++++ Data shown ++++
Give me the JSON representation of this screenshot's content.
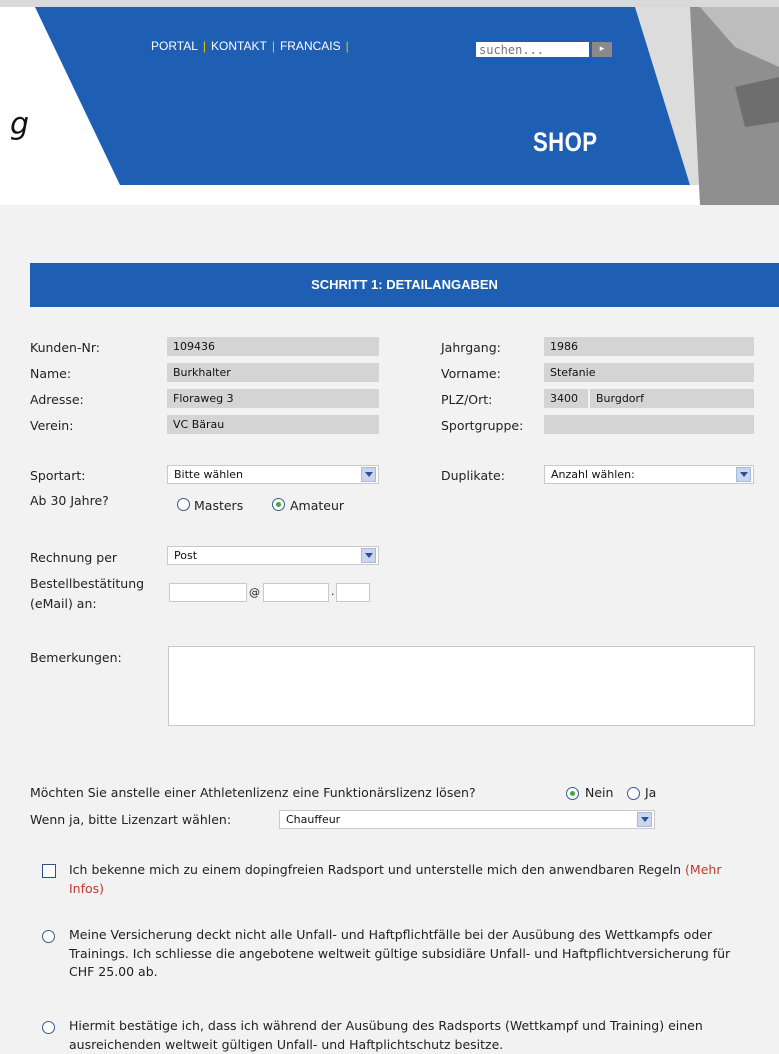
{
  "header": {
    "nav": [
      "PORTAL",
      "KONTAKT",
      "FRANCAIS"
    ],
    "search_placeholder": "suchen...",
    "search_button_glyph": "▸",
    "logo_fragment": "g",
    "section_title": "SHOP"
  },
  "step_title": "SCHRITT 1: DETAILANGABEN",
  "form": {
    "kunden_nr": {
      "label": "Kunden-Nr:",
      "value": "109436"
    },
    "name": {
      "label": "Name:",
      "value": "Burkhalter"
    },
    "adresse": {
      "label": "Adresse:",
      "value": "Floraweg 3"
    },
    "verein": {
      "label": "Verein:",
      "value": "VC Bärau"
    },
    "jahrgang": {
      "label": "Jahrgang:",
      "value": "1986"
    },
    "vorname": {
      "label": "Vorname:",
      "value": "Stefanie"
    },
    "plz_ort": {
      "label": "PLZ/Ort:",
      "plz": "3400",
      "ort": "Burgdorf"
    },
    "sportgruppe": {
      "label": "Sportgruppe:",
      "value": ""
    },
    "sportart": {
      "label": "Sportart:",
      "selected": "Bitte wählen"
    },
    "duplikate": {
      "label": "Duplikate:",
      "selected": "Anzahl wählen:"
    },
    "ab30": {
      "label": "Ab 30 Jahre?",
      "options": [
        "Masters",
        "Amateur"
      ],
      "selected": "Amateur"
    },
    "rechnung": {
      "label": "Rechnung per",
      "selected": "Post"
    },
    "bestellbestaetigung": {
      "label1": "Bestellbestätitung",
      "label2": "(eMail) an:",
      "at": "@",
      "dot": "."
    },
    "bemerkungen": {
      "label": "Bemerkungen:"
    },
    "funktionaer": {
      "question": "Möchten Sie anstelle einer Athletenlizenz eine Funktionärslizenz lösen?",
      "options": [
        "Nein",
        "Ja"
      ],
      "selected": "Nein"
    },
    "lizenzart": {
      "label": "Wenn ja, bitte Lizenzart wählen:",
      "selected": "Chauffeur"
    },
    "doping": {
      "text": "Ich bekenne mich zu einem dopingfreien Radsport und unterstelle mich den anwendbaren Regeln",
      "link": "(Mehr Infos)",
      "checked": false
    },
    "versicherung1": "Meine Versicherung deckt nicht alle Unfall- und Haftpflichtfälle bei der Ausübung des Wettkampfs oder Trainings. Ich schliesse die angebotene weltweit gültige subsidiäre Unfall- und Haftpflichtversicherung für CHF 25.00 ab.",
    "versicherung2": "Hiermit bestätige ich, dass ich während der Ausübung des Radsports (Wettkampf und Training) einen ausreichenden weltweit gültigen Unfall- und Haftplichtschutz besitze."
  },
  "colors": {
    "brand_blue": "#1e5fb4",
    "field_grey": "#d4d4d4",
    "radio_green": "#3dab3d",
    "link_red": "#c0392b"
  }
}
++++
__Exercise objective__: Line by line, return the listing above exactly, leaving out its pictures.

__Reply to the exercise__:
Give me the JSON representation of this screenshot's content.
{
  "header": {
    "nav": [
      "PORTAL",
      "KONTAKT",
      "FRANCAIS"
    ],
    "search_placeholder": "suchen...",
    "search_button_glyph": "▸",
    "logo_fragment": "g",
    "section_title": "SHOP"
  },
  "step_title": "SCHRITT 1: DETAILANGABEN",
  "form": {
    "kunden_nr": {
      "label": "Kunden-Nr:",
      "value": "109436"
    },
    "name": {
      "label": "Name:",
      "value": "Burkhalter"
    },
    "adresse": {
      "label": "Adresse:",
      "value": "Floraweg 3"
    },
    "verein": {
      "label": "Verein:",
      "value": "VC Bärau"
    },
    "jahrgang": {
      "label": "Jahrgang:",
      "value": "1986"
    },
    "vorname": {
      "label": "Vorname:",
      "value": "Stefanie"
    },
    "plz_ort": {
      "label": "PLZ/Ort:",
      "plz": "3400",
      "ort": "Burgdorf"
    },
    "sportgruppe": {
      "label": "Sportgruppe:",
      "value": ""
    },
    "sportart": {
      "label": "Sportart:",
      "selected": "Bitte wählen"
    },
    "duplikate": {
      "label": "Duplikate:",
      "selected": "Anzahl wählen:"
    },
    "ab30": {
      "label": "Ab 30 Jahre?",
      "options": [
        "Masters",
        "Amateur"
      ],
      "selected": "Amateur"
    },
    "rechnung": {
      "label": "Rechnung per",
      "selected": "Post"
    },
    "bestellbestaetigung": {
      "label1": "Bestellbestätitung",
      "label2": "(eMail) an:",
      "at": "@",
      "dot": "."
    },
    "bemerkungen": {
      "label": "Bemerkungen:"
    },
    "funktionaer": {
      "question": "Möchten Sie anstelle einer Athletenlizenz eine Funktionärslizenz lösen?",
      "options": [
        "Nein",
        "Ja"
      ],
      "selected": "Nein"
    },
    "lizenzart": {
      "label": "Wenn ja, bitte Lizenzart wählen:",
      "selected": "Chauffeur"
    },
    "doping": {
      "text": "Ich bekenne mich zu einem dopingfreien Radsport und unterstelle mich den anwendbaren Regeln",
      "link": "(Mehr Infos)",
      "checked": false
    },
    "versicherung1": "Meine Versicherung deckt nicht alle Unfall- und Haftpflichtfälle bei der Ausübung des Wettkampfs oder Trainings. Ich schliesse die angebotene weltweit gültige subsidiäre Unfall- und Haftpflichtversicherung für CHF 25.00 ab.",
    "versicherung2": "Hiermit bestätige ich, dass ich während der Ausübung des Radsports (Wettkampf und Training) einen ausreichenden weltweit gültigen Unfall- und Haftplichtschutz besitze."
  },
  "colors": {
    "brand_blue": "#1e5fb4",
    "field_grey": "#d4d4d4",
    "radio_green": "#3dab3d",
    "link_red": "#c0392b"
  }
}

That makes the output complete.